Hyperspectral infrared (IR) sounders, or advanced IR sounders, such as the Atmospheric Infrared Sounder (AIRS) on Aqua, the Infrared Atmospheric Sounding Interferometer (IASI) on Metop series, and the Cross-track Infrared Sounder (CrIS) on Suomi-NPP (SNPP) and Joint Polar Satellite System (JPSS) series, provide high vertical resolution atmospheric sounding information that can improve the forecast skill in numerical weather prediction (NWP) models. However, those high quality measurements are only available in sun synchronous orbits. Enabling such measurements in geostationary (GEO) orbits would greatly enhance the current forecast capability. For more details about GEO hyperspectral IR sounders, please refer to the overview by Revercomb and Menzel 2019, the Atmospheric Chemistry and Physics paper by William Smith et al. (2009), and the SPIE Asia Pacific Remote Sensing presentation by Revercomb et al. 2018, which also includes some initial calibration results from the Geostationary Interferometric IR Sounder (GIIRS).

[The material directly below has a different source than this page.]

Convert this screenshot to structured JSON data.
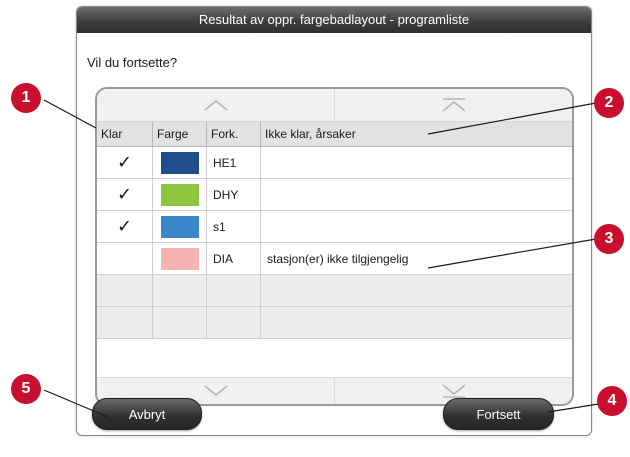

Hank Revercomb, Dave Tobin, Bob Knuteson, Jon Gero, Joe Taylor, Bill Smith, Michelle Feltz, Lei DING, Xuan Feng , and Jun YANG, 2018: Hyperspectral Infrared Sounding from Geostationary Orbit, SPIE Asia Pacific Remote Sensing, Honolulu, Hawaii, 24-26 September 2018. (link)
Smith Sr., W. L., Revercomb, H., Bingham, G., Larar, A., Huang, H., Zhou, D., Li, J., Liu, X., and Kireev, S.: Technical Note: Evolution, current capabilities, and future advance in satellite nadir viewing ultra-spectral IR sounding of the lower atmosphere, Atmos. Chem. Phys., 9, 5563-5574, https://doi.org/10.5194/acp-9-5563-2009, 2009. (link)
Why is GEO Hyperspectral IR sounder is needed?
- Information on water vapor transportation both horizontally and vertically (especially in the boundary layer) is key to forecasting severe storms (deep convective, tornadic storms) over continental US (CONUS). Only advanced sounding mission from geostationary (GEO) orbit can provide such needed high temporal and high spatial resolution 4-D moisture and dynamic motion information.
- Moisture and wind observations are critical for storm prediction through assimilating into regional or storm scale NWP models over CONUS.
- The economic estimates from the report by Sharon K. Bard and Todd A. Doehring of Centrec 2007 describe significant and broad impacts on many economic activities.
What is the current status?
- WMO vision for global observing systems in 2025: at least 6 geostationary satellites with advanced imager and hyperspectral IR sounder.
- EUMETSAT will have advanced IR sounders (IRS) in GEO orbit in 2023 time frame.
- Japan is planning GEO IR sounder for Himawari-8/-9 follow-on.
- China already has advanced IR sounder (GIIRS/FY-4A) in GEO orbit in 2016;
U.S. is considering an advanced GEO IR sounder, to better observe high temporal resolution moisture and motion over North America and other regions. (link)
ABI is not a sounder!
- There is little vertical information available from ABI measurements, although it can be used to continue the legacy GOES Sounder atmospheric profile (LAP) products
Schmit, T. J., J. Li, J. J. Gurka, M. D. Goldberg, K. Schrab, Jinlong Li, and W. Feltz, 2008: The GOES-R Advanced Baseline Imager and the continuation of current GOES sounder products, J. of Appl. Meteorol. and Climatology, 47, 2696 – 2711. (link)
Wang, F., J. Li, T. J. Schmit, and Steven A. Ackerman, 2007: Trade-off studies of a hyperspectral infrared sounder on a geostationary satellite. Applied Optics., 46, 200 – 209. (link)
- ABI provides added value on atmospheric water vapor information for storm forecast, and there will be more impact from GEO advanced IR sounder
Wang, Pei, Jun Li, Bing Lu, Timothy J. Schmit, Jiazhen Lu, Yong-Keun Lee, Jinlong Li, and Zhiquan Liu, 2018: Impact of moisture information from Advanced Himawari Imager measurements on heavy precipitation forecasts in a regional NWP model, Journal of Geophysical Research – Atmospheres, 123, 6022 – 6038. (link).
If you have any question about this website, please contact Tim Schmit.